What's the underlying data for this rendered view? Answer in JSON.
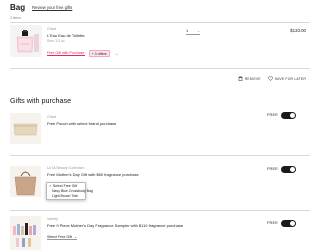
{
  "header": {
    "title": "Bag",
    "review_link": "Review your free gifts",
    "item_count": "3 items"
  },
  "product": {
    "brand": "Chloé",
    "name": "L'Eau Eau de Toilette",
    "size": "Size: 3.3 oz",
    "promo_text": "Free Gift with Purchase",
    "promo_badge": "+ 3 offers",
    "quantity": "1",
    "price": "$133.00",
    "remove_label": "REMOVE",
    "save_label": "SAVE FOR LATER"
  },
  "gifts_section": {
    "title": "Gifts with purchase",
    "items": [
      {
        "brand": "Chloé",
        "description": "Free Pouch with select brand purchase",
        "status": "FREE",
        "toggle_on": true
      },
      {
        "brand": "ULTA Beauty Collection",
        "description": "Free Mother's Day Gift with $60 fragrance purchase",
        "status": "FREE",
        "toggle_on": true,
        "select_options": [
          "Select Free Gift",
          "Navy Blue Crossbody Bag",
          "Light Brown Tote"
        ],
        "selected_option": "Select Free Gift"
      },
      {
        "brand": "Variety",
        "description": "Free 9 Piece Mother's Day Fragrance Sampler with $110 fragrance purchase",
        "status": "FREE",
        "toggle_on": true,
        "select_value": "Select Free Gift"
      }
    ]
  },
  "colors": {
    "accent_pink": "#e4285a",
    "toggle": "#1a1a1a",
    "divider": "#d8d8d8"
  }
}
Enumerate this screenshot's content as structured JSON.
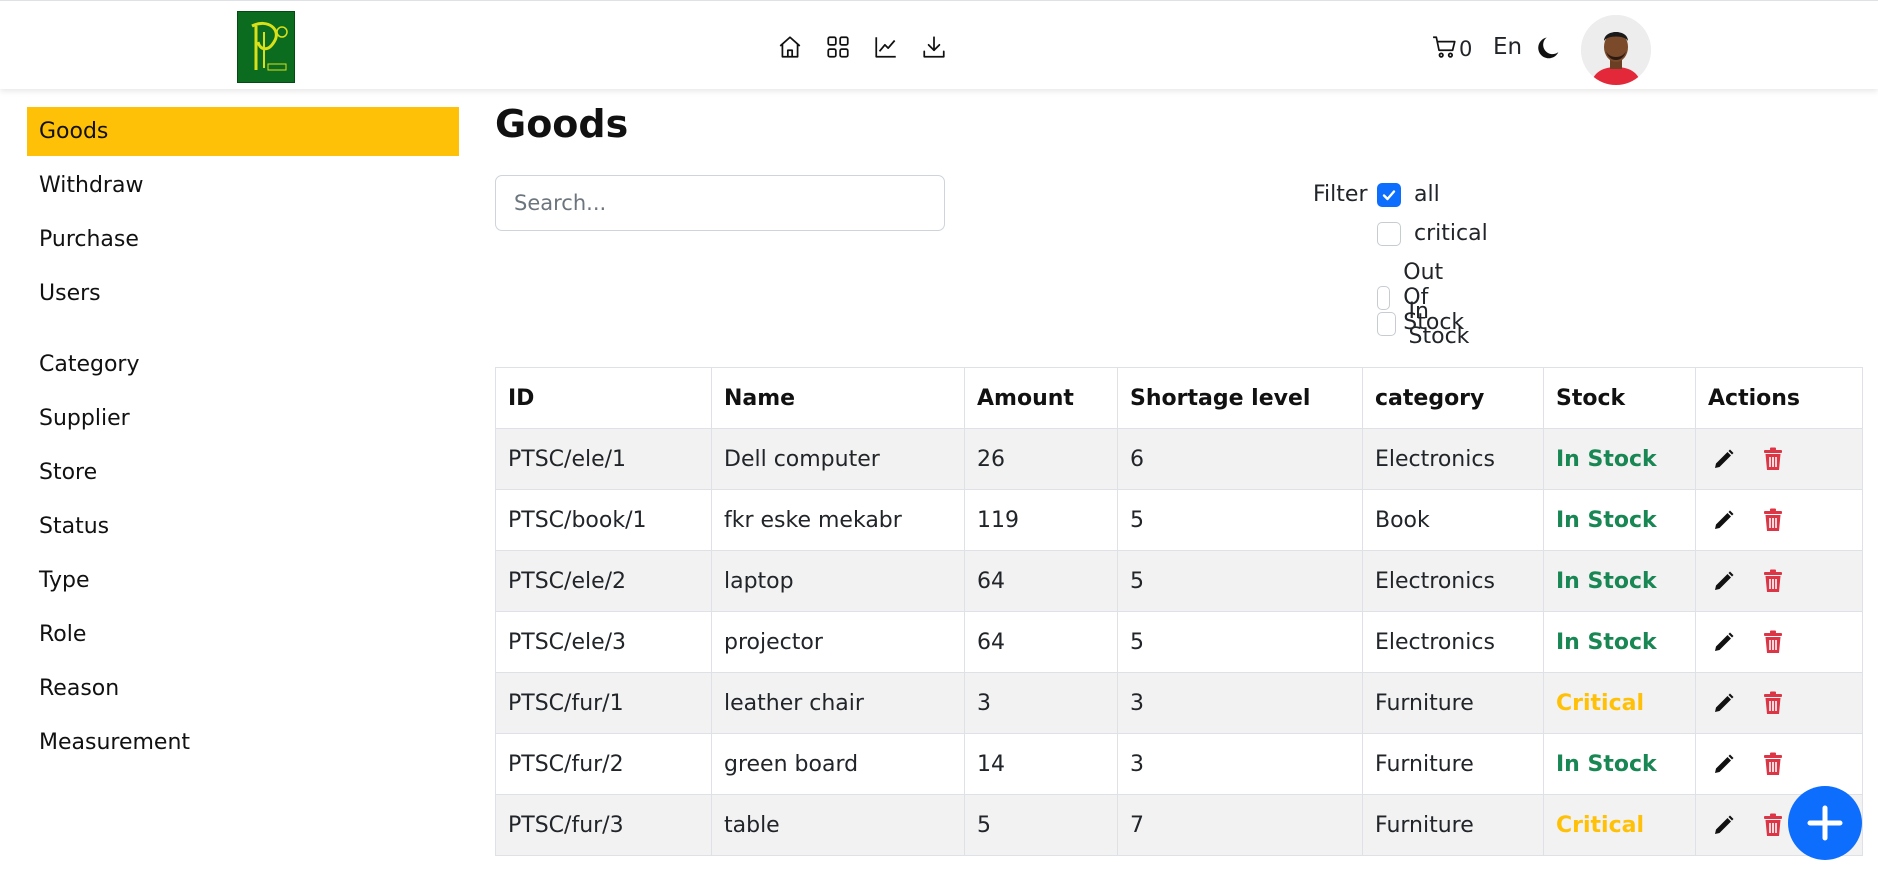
{
  "header": {
    "nav_icons": [
      "home-icon",
      "grid-icon",
      "chart-line-icon",
      "download-icon"
    ],
    "cart_count": "0",
    "language": "En"
  },
  "sidebar": {
    "items": [
      {
        "label": "Goods",
        "active": true
      },
      {
        "label": "Withdraw"
      },
      {
        "label": "Purchase"
      },
      {
        "label": "Users"
      }
    ],
    "items2": [
      {
        "label": "Category"
      },
      {
        "label": "Supplier"
      },
      {
        "label": "Store"
      },
      {
        "label": "Status"
      },
      {
        "label": "Type"
      },
      {
        "label": "Role"
      },
      {
        "label": "Reason"
      },
      {
        "label": "Measurement"
      }
    ]
  },
  "main": {
    "title": "Goods",
    "search_placeholder": "Search...",
    "filter": {
      "label": "Filter",
      "options": [
        {
          "label": "all",
          "checked": true
        },
        {
          "label": "critical",
          "checked": false
        },
        {
          "label": "Out Of Stock",
          "checked": false
        },
        {
          "label": "In Stock",
          "checked": false
        }
      ]
    },
    "table": {
      "columns": [
        "ID",
        "Name",
        "Amount",
        "Shortage level",
        "category",
        "Stock",
        "Actions"
      ],
      "rows": [
        {
          "id": "PTSC/ele/1",
          "name": "Dell computer",
          "amount": "26",
          "shortage": "6",
          "category": "Electronics",
          "stock": "In Stock"
        },
        {
          "id": "PTSC/book/1",
          "name": "fkr eske mekabr",
          "amount": "119",
          "shortage": "5",
          "category": "Book",
          "stock": "In Stock"
        },
        {
          "id": "PTSC/ele/2",
          "name": "laptop",
          "amount": "64",
          "shortage": "5",
          "category": "Electronics",
          "stock": "In Stock"
        },
        {
          "id": "PTSC/ele/3",
          "name": "projector",
          "amount": "64",
          "shortage": "5",
          "category": "Electronics",
          "stock": "In Stock"
        },
        {
          "id": "PTSC/fur/1",
          "name": "leather chair",
          "amount": "3",
          "shortage": "3",
          "category": "Furniture",
          "stock": "Critical"
        },
        {
          "id": "PTSC/fur/2",
          "name": "green board",
          "amount": "14",
          "shortage": "3",
          "category": "Furniture",
          "stock": "In Stock"
        },
        {
          "id": "PTSC/fur/3",
          "name": "table",
          "amount": "5",
          "shortage": "7",
          "category": "Furniture",
          "stock": "Critical"
        }
      ]
    }
  },
  "colors": {
    "accent": "#ffc107",
    "primary": "#0d6efd",
    "in_stock": "#198754",
    "critical": "#ffc107",
    "delete": "#dc3545"
  }
}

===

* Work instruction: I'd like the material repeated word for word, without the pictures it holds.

* Problem solution:
What's the underlying data for this rendered view? Answer in JSON.
{
  "header": {
    "title": "Bag",
    "review_link": "Review your free gifts",
    "item_count": "3 items"
  },
  "product": {
    "brand": "Chloé",
    "name": "L'Eau Eau de Toilette",
    "size": "Size: 3.3 oz",
    "promo_text": "Free Gift with Purchase",
    "promo_badge": "+ 3 offers",
    "quantity": "1",
    "price": "$133.00",
    "remove_label": "REMOVE",
    "save_label": "SAVE FOR LATER"
  },
  "gifts_section": {
    "title": "Gifts with purchase",
    "items": [
      {
        "brand": "Chloé",
        "description": "Free Pouch with select brand purchase",
        "status": "FREE",
        "toggle_on": true
      },
      {
        "brand": "ULTA Beauty Collection",
        "description": "Free Mother's Day Gift with $60 fragrance purchase",
        "status": "FREE",
        "toggle_on": true,
        "select_options": [
          "Select Free Gift",
          "Navy Blue Crossbody Bag",
          "Light Brown Tote"
        ],
        "selected_option": "Select Free Gift"
      },
      {
        "brand": "Variety",
        "description": "Free 9 Piece Mother's Day Fragrance Sampler with $110 fragrance purchase",
        "status": "FREE",
        "toggle_on": true,
        "select_value": "Select Free Gift"
      }
    ]
  },
  "colors": {
    "accent_pink": "#e4285a",
    "toggle": "#1a1a1a",
    "divider": "#d8d8d8"
  }
}
Enumerate this screenshot's content as structured JSON.
{
  "header": {
    "nav_icons": [
      "home-icon",
      "grid-icon",
      "chart-line-icon",
      "download-icon"
    ],
    "cart_count": "0",
    "language": "En"
  },
  "sidebar": {
    "items": [
      {
        "label": "Goods",
        "active": true
      },
      {
        "label": "Withdraw"
      },
      {
        "label": "Purchase"
      },
      {
        "label": "Users"
      }
    ],
    "items2": [
      {
        "label": "Category"
      },
      {
        "label": "Supplier"
      },
      {
        "label": "Store"
      },
      {
        "label": "Status"
      },
      {
        "label": "Type"
      },
      {
        "label": "Role"
      },
      {
        "label": "Reason"
      },
      {
        "label": "Measurement"
      }
    ]
  },
  "main": {
    "title": "Goods",
    "search_placeholder": "Search...",
    "filter": {
      "label": "Filter",
      "options": [
        {
          "label": "all",
          "checked": true
        },
        {
          "label": "critical",
          "checked": false
        },
        {
          "label": "Out Of Stock",
          "checked": false
        },
        {
          "label": "In Stock",
          "checked": false
        }
      ]
    },
    "table": {
      "columns": [
        "ID",
        "Name",
        "Amount",
        "Shortage level",
        "category",
        "Stock",
        "Actions"
      ],
      "rows": [
        {
          "id": "PTSC/ele/1",
          "name": "Dell computer",
          "amount": "26",
          "shortage": "6",
          "category": "Electronics",
          "stock": "In Stock"
        },
        {
          "id": "PTSC/book/1",
          "name": "fkr eske mekabr",
          "amount": "119",
          "shortage": "5",
          "category": "Book",
          "stock": "In Stock"
        },
        {
          "id": "PTSC/ele/2",
          "name": "laptop",
          "amount": "64",
          "shortage": "5",
          "category": "Electronics",
          "stock": "In Stock"
        },
        {
          "id": "PTSC/ele/3",
          "name": "projector",
          "amount": "64",
          "shortage": "5",
          "category": "Electronics",
          "stock": "In Stock"
        },
        {
          "id": "PTSC/fur/1",
          "name": "leather chair",
          "amount": "3",
          "shortage": "3",
          "category": "Furniture",
          "stock": "Critical"
        },
        {
          "id": "PTSC/fur/2",
          "name": "green board",
          "amount": "14",
          "shortage": "3",
          "category": "Furniture",
          "stock": "In Stock"
        },
        {
          "id": "PTSC/fur/3",
          "name": "table",
          "amount": "5",
          "shortage": "7",
          "category": "Furniture",
          "stock": "Critical"
        }
      ]
    }
  },
  "colors": {
    "accent": "#ffc107",
    "primary": "#0d6efd",
    "in_stock": "#198754",
    "critical": "#ffc107",
    "delete": "#dc3545"
  }
}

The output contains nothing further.